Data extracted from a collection
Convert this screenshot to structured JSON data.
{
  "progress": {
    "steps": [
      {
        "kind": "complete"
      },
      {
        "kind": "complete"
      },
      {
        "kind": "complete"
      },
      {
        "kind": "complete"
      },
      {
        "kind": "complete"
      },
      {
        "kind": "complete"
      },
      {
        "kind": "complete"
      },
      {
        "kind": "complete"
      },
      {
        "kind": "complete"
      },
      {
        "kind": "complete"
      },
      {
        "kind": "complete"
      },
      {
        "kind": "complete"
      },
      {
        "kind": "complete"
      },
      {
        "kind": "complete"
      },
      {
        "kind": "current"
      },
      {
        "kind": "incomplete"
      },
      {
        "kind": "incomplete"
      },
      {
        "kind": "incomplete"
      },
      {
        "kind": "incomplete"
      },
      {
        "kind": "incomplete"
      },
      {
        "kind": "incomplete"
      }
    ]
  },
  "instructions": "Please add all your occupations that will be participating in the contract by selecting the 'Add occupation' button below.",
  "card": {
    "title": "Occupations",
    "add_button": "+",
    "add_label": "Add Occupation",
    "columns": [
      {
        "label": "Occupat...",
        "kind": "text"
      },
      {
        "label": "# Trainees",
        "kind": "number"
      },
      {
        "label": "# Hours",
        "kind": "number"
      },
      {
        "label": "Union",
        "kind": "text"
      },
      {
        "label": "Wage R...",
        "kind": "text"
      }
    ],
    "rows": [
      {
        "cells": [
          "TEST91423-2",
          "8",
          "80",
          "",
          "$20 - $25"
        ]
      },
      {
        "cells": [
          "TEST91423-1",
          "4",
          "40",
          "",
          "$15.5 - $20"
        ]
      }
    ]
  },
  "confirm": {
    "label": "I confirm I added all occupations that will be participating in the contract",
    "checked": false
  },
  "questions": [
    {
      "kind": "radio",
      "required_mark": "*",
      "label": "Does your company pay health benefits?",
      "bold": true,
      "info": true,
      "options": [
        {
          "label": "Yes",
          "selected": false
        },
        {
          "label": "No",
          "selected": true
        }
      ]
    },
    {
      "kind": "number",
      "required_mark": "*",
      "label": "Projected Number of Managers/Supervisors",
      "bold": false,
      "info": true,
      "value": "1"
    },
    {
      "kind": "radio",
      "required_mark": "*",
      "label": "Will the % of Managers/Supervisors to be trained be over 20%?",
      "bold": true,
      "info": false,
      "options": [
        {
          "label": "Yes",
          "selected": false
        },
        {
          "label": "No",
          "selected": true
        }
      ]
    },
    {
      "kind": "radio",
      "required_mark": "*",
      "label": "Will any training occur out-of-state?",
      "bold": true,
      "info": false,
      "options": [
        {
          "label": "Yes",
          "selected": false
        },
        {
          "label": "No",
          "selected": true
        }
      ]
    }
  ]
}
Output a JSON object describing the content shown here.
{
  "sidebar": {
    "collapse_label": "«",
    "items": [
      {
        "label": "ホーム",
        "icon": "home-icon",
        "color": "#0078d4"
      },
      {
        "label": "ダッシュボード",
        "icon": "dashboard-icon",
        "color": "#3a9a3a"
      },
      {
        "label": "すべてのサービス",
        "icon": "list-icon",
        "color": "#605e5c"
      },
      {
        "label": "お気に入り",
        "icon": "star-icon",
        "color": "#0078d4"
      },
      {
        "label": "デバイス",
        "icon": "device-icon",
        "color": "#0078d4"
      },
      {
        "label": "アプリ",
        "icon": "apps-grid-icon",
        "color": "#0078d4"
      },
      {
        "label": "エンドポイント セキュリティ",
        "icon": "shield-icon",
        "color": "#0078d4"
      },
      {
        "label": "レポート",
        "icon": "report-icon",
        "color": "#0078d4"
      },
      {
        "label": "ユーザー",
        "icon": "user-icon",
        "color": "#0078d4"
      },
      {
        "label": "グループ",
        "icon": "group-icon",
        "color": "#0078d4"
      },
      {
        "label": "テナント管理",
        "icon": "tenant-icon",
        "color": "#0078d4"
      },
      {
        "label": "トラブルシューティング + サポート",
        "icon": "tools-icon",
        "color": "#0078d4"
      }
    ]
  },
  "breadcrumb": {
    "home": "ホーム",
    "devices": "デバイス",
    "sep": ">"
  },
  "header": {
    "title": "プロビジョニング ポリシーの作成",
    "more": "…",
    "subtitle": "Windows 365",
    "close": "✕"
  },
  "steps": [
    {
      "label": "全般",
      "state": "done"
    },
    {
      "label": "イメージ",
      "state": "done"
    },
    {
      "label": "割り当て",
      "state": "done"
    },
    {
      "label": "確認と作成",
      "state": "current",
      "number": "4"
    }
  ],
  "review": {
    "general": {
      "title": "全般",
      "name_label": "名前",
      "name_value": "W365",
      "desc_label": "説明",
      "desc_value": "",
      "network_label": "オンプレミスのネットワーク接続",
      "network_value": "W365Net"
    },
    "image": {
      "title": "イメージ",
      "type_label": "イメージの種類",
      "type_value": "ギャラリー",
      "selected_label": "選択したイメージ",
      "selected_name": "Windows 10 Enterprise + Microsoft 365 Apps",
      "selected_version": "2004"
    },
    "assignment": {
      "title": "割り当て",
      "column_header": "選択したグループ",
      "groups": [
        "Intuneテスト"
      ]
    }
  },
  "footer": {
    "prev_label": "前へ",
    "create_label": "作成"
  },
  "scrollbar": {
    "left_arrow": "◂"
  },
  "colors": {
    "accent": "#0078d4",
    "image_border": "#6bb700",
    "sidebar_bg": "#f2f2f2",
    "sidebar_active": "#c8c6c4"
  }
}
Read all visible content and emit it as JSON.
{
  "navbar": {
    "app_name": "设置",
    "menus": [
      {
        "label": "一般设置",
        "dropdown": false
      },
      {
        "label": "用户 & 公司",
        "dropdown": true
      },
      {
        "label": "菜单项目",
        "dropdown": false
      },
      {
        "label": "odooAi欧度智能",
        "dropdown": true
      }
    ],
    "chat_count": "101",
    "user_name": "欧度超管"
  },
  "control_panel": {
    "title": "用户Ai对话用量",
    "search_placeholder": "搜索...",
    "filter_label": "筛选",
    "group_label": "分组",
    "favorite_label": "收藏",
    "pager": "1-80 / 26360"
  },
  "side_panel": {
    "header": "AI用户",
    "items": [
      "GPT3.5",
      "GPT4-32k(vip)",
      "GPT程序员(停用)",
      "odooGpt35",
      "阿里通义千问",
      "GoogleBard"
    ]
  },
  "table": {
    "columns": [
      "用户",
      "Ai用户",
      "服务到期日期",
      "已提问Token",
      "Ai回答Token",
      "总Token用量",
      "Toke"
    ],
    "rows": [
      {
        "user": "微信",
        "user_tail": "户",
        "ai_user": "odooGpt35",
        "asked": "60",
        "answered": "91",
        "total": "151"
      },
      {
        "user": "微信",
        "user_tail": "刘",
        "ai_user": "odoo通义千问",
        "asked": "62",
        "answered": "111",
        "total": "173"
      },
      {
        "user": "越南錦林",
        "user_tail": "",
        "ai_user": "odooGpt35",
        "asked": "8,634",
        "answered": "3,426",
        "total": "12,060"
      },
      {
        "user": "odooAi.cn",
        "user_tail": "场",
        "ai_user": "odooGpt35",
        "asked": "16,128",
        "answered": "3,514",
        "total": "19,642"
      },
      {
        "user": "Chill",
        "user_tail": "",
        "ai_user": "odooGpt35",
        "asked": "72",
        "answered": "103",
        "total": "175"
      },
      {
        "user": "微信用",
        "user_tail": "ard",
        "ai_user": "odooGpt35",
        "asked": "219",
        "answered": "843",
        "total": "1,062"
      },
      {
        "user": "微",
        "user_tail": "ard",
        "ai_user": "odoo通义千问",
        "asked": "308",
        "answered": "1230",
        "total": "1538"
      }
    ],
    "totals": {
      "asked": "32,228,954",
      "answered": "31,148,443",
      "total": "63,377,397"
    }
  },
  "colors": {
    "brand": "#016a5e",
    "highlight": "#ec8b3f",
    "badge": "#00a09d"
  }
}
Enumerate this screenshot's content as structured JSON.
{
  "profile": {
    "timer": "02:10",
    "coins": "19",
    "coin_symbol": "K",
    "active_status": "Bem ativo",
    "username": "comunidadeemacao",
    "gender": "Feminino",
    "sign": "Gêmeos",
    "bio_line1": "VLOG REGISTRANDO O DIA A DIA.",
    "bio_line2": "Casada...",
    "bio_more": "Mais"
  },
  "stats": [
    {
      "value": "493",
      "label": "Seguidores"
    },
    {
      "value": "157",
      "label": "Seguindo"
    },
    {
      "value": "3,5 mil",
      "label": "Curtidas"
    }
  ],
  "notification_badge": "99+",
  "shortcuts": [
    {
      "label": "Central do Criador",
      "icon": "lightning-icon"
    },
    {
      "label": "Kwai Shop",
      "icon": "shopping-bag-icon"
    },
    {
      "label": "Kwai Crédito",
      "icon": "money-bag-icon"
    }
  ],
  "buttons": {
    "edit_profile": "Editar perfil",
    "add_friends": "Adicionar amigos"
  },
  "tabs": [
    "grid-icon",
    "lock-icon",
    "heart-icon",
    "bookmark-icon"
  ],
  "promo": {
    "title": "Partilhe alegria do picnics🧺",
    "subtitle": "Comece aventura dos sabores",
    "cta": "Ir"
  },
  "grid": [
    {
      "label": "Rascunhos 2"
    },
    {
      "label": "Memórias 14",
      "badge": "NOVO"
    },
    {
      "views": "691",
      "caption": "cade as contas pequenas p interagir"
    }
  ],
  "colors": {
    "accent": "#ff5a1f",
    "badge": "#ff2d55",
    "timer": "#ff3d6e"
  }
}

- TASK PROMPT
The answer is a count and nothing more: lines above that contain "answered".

- EXERCISE OUTPUT
8